## INSTRUCTIONS FOR THE TASK
From the entries below, copy every line holding the word "Dashboard".

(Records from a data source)
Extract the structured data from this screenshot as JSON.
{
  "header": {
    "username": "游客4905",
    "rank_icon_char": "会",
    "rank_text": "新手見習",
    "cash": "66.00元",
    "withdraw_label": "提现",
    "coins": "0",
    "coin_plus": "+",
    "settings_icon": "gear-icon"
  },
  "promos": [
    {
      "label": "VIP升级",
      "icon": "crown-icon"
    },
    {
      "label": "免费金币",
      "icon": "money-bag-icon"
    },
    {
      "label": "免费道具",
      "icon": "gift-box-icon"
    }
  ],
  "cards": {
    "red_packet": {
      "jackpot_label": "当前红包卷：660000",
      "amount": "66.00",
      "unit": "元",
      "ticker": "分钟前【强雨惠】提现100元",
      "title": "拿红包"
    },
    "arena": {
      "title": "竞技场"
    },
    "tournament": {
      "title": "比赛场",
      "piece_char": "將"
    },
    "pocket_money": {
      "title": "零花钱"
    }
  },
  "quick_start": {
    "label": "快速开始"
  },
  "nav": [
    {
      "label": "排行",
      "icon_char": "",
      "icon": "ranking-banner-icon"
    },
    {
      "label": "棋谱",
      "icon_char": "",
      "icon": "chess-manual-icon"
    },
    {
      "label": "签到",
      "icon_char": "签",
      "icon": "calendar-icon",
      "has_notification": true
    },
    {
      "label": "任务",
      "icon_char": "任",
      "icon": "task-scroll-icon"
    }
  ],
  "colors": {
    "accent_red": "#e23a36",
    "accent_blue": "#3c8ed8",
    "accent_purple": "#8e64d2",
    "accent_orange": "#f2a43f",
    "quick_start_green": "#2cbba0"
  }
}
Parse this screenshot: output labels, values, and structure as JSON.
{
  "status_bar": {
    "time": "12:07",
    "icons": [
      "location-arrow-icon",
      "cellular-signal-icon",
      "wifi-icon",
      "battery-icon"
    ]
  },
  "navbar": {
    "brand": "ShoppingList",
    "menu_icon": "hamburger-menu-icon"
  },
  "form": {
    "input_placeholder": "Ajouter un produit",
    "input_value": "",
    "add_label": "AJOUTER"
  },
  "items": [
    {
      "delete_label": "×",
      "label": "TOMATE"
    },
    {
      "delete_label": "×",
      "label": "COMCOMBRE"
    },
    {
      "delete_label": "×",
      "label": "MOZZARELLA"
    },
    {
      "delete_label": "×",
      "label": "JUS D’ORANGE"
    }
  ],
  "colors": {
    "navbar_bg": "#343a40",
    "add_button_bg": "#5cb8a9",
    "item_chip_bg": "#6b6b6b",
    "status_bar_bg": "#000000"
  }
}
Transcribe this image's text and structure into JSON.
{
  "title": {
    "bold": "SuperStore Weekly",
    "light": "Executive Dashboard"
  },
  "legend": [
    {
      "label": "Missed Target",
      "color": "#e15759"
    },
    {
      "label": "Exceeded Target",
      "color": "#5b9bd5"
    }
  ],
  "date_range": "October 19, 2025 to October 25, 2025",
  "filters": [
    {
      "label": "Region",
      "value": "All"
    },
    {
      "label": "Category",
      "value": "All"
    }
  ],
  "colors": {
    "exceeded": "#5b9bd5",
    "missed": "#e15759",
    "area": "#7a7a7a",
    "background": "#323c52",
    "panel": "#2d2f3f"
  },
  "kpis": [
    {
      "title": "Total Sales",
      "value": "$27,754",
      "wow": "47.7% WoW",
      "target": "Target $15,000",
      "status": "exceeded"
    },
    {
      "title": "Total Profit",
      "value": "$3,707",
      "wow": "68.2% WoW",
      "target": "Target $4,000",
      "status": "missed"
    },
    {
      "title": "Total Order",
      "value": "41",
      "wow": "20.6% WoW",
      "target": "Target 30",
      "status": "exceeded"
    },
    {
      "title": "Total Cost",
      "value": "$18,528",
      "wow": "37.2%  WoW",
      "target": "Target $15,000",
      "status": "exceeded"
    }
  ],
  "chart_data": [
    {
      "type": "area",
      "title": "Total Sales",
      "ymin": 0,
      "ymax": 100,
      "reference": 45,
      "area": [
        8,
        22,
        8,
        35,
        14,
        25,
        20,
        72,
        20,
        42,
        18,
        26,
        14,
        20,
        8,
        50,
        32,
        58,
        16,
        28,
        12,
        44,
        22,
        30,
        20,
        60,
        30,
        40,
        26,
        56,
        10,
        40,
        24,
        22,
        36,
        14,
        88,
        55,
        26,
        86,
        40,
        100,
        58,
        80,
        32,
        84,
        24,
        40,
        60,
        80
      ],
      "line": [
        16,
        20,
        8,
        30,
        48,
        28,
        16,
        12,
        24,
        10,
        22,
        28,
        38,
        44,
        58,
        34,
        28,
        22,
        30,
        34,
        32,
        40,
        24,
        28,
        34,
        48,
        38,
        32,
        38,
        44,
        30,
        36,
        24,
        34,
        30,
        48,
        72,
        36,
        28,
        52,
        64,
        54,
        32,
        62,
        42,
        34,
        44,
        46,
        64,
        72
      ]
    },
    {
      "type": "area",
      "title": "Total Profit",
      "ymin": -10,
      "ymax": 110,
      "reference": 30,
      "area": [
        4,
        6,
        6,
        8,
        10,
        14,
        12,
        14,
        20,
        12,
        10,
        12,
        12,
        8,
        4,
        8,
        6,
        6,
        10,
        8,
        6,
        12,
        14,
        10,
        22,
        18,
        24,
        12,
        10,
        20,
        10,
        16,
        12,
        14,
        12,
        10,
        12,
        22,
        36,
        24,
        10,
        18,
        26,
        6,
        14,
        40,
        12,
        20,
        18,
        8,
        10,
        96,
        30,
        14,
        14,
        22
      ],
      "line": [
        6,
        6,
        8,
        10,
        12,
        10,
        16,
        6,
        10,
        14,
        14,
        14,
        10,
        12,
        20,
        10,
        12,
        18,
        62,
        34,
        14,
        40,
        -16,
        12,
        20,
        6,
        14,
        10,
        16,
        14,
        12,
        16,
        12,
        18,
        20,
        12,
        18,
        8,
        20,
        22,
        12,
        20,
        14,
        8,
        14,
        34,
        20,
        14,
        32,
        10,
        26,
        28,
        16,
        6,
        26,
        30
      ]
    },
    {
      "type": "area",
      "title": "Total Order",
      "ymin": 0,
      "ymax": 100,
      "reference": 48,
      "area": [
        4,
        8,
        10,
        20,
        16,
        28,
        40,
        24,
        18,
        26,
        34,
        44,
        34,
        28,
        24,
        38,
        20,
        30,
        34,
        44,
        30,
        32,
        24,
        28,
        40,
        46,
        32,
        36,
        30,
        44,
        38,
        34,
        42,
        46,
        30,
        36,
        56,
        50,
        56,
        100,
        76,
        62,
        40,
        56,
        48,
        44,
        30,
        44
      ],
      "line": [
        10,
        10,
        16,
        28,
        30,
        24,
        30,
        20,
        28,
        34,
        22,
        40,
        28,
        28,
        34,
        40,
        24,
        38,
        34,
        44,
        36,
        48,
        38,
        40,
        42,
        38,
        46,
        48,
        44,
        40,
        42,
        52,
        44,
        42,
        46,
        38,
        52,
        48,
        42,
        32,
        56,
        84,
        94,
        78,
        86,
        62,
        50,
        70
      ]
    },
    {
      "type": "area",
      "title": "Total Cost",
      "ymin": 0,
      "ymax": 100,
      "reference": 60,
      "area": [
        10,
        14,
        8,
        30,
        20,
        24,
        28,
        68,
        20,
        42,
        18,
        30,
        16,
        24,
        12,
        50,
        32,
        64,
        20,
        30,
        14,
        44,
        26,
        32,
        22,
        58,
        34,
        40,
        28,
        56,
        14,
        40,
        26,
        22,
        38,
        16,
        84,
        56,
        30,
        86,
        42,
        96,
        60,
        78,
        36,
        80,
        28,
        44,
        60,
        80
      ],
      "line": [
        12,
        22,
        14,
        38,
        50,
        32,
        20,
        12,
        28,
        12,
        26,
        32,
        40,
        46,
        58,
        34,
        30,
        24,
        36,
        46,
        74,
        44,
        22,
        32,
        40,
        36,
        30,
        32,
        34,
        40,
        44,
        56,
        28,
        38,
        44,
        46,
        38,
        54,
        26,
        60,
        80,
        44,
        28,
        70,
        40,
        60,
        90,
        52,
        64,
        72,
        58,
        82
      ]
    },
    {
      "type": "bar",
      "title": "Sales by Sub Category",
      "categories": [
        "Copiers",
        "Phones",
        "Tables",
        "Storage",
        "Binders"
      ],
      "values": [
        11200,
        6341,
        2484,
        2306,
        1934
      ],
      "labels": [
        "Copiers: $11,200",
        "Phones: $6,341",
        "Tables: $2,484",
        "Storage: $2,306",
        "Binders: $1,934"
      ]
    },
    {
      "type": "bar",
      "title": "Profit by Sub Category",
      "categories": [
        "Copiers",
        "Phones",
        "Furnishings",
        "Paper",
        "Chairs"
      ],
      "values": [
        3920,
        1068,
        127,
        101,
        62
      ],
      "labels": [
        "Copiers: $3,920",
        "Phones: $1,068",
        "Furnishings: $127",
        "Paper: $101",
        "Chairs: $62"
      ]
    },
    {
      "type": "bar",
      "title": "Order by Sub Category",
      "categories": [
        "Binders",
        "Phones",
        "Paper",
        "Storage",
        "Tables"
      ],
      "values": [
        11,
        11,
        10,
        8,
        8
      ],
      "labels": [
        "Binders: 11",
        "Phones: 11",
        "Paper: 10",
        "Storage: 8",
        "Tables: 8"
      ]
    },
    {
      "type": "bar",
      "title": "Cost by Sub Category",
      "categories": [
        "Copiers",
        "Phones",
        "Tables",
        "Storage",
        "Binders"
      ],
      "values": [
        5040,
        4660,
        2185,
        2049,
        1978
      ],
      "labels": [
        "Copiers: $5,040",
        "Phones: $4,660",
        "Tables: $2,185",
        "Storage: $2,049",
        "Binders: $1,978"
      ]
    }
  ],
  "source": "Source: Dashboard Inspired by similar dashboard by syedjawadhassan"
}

## ANSWER SPACE
    "light": "Executive Dashboard"
  "source": "Source: Dashboard Inspired by similar dashboard by syedjawadhassan"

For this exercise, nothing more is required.